*TASK DIRECTIONS*: Scan the material for the word "Inverse", and copy each line where it shows up.

────────────────

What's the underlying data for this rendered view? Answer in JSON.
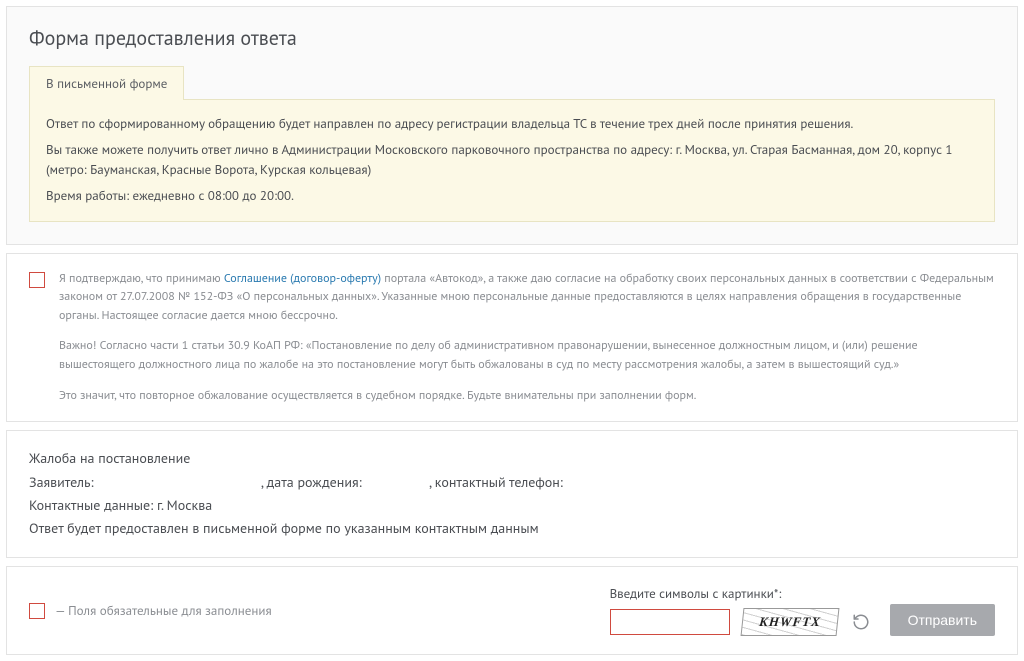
{
  "title": "Форма предоставления ответа",
  "tab_label": "В письменной форме",
  "notice": {
    "p1": "Ответ по сформированному обращению будет направлен по адресу регистрации владельца ТС в течение трех дней после принятия решения.",
    "p2": "Вы также можете получить ответ лично в Администрации Московского парковочного пространства по адресу: г. Москва, ул. Старая Басманная, дом 20, корпус 1 (метро: Бауманская, Красные Ворота, Курская кольцевая)",
    "p3": "Время работы: ежедневно с 08:00 до 20:00."
  },
  "agreement": {
    "prefix": "Я подтверждаю, что принимаю ",
    "link_text": "Соглашение (договор-оферту)",
    "suffix": " портала «Автокод», а также даю согласие на обработку своих персональных данных в соответствии с Федеральным законом от 27.07.2008 № 152-ФЗ «О персональных данных». Указанные мною персональные данные предоставляются в целях направления обращения в государственные органы. Настоящее согласие дается мною бессрочно.",
    "p2": "Важно! Согласно части 1 статьи 30.9 КоАП РФ: «Постановление по делу об административном правонарушении, вынесенное должностным лицом, и (или) решение вышестоящего должностного лица по жалобе на это постановление могут быть обжалованы в суд по месту рассмотрения жалобы, а затем в вышестоящий суд.»",
    "p3": "Это значит, что повторное обжалование осуществляется в судебном порядке. Будьте внимательны при заполнении форм."
  },
  "summary": {
    "heading": "Жалоба на постановление",
    "applicant_label": "Заявитель:",
    "applicant_value": "",
    "dob_label": ", дата рождения:",
    "dob_value": "",
    "phone_label": ", контактный телефон:",
    "phone_value": "",
    "contacts_label": "Контактные данные:",
    "contacts_value": "г. Москва",
    "delivery_note": "Ответ будет предоставлен в письменной форме по указанным контактным данным"
  },
  "required_legend": "— Поля обязательные для заполнения",
  "captcha": {
    "label": "Введите символы с картинки*:",
    "image_text": "KHWFTX",
    "input_value": ""
  },
  "submit_label": "Отправить"
}
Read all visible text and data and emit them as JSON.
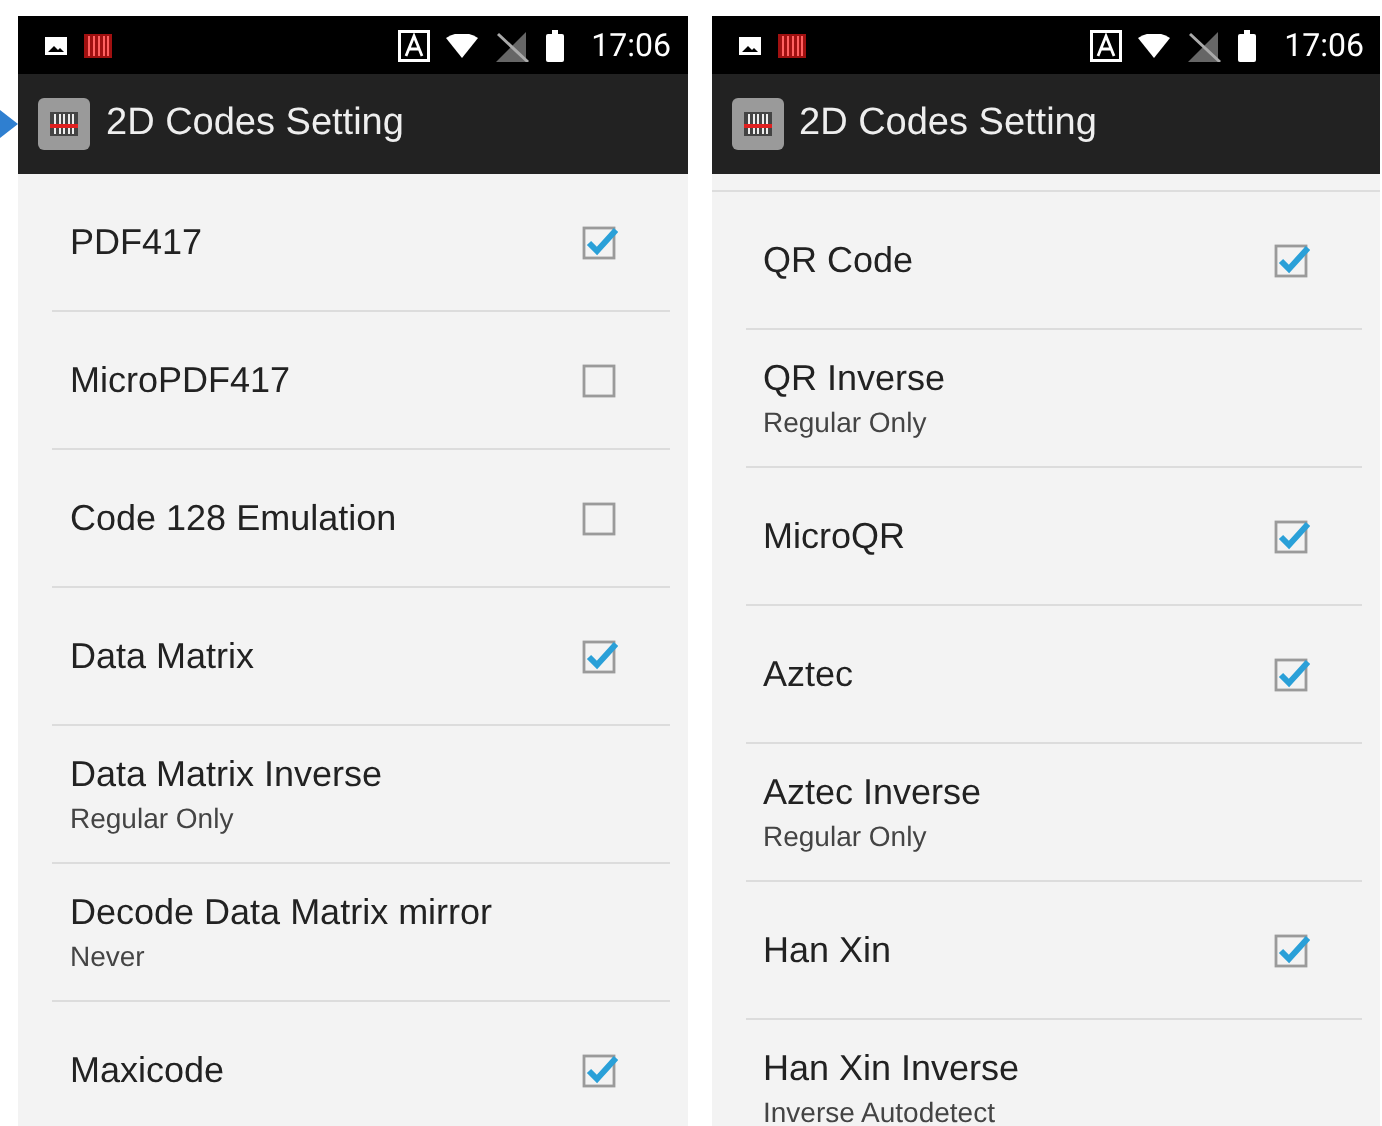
{
  "screens": [
    {
      "status_bar": {
        "time": "17:06"
      },
      "app_bar": {
        "title": "2D Codes Setting"
      },
      "items": [
        {
          "kind": "checkbox",
          "label": "PDF417",
          "checked": true
        },
        {
          "kind": "checkbox",
          "label": "MicroPDF417",
          "checked": false
        },
        {
          "kind": "checkbox",
          "label": "Code 128 Emulation",
          "checked": false
        },
        {
          "kind": "checkbox",
          "label": "Data Matrix",
          "checked": true
        },
        {
          "kind": "option",
          "label": "Data Matrix Inverse",
          "summary": "Regular Only"
        },
        {
          "kind": "option",
          "label": "Decode Data Matrix mirror",
          "summary": "Never"
        },
        {
          "kind": "checkbox",
          "label": "Maxicode",
          "checked": true
        }
      ]
    },
    {
      "status_bar": {
        "time": "17:06"
      },
      "app_bar": {
        "title": "2D Codes Setting"
      },
      "items": [
        {
          "kind": "checkbox",
          "label": "QR Code",
          "checked": true
        },
        {
          "kind": "option",
          "label": "QR Inverse",
          "summary": "Regular Only"
        },
        {
          "kind": "checkbox",
          "label": "MicroQR",
          "checked": true
        },
        {
          "kind": "checkbox",
          "label": "Aztec",
          "checked": true
        },
        {
          "kind": "option",
          "label": "Aztec Inverse",
          "summary": "Regular Only"
        },
        {
          "kind": "checkbox",
          "label": "Han Xin",
          "checked": true
        },
        {
          "kind": "option",
          "label": "Han Xin Inverse",
          "summary": "Inverse Autodetect"
        }
      ]
    }
  ]
}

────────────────

*SOLUTION*:
          "label": "Data Matrix Inverse",
          "label": "QR Inverse",
          "label": "Aztec Inverse",
          "label": "Han Xin Inverse",
          "summary": "Inverse Autodetect"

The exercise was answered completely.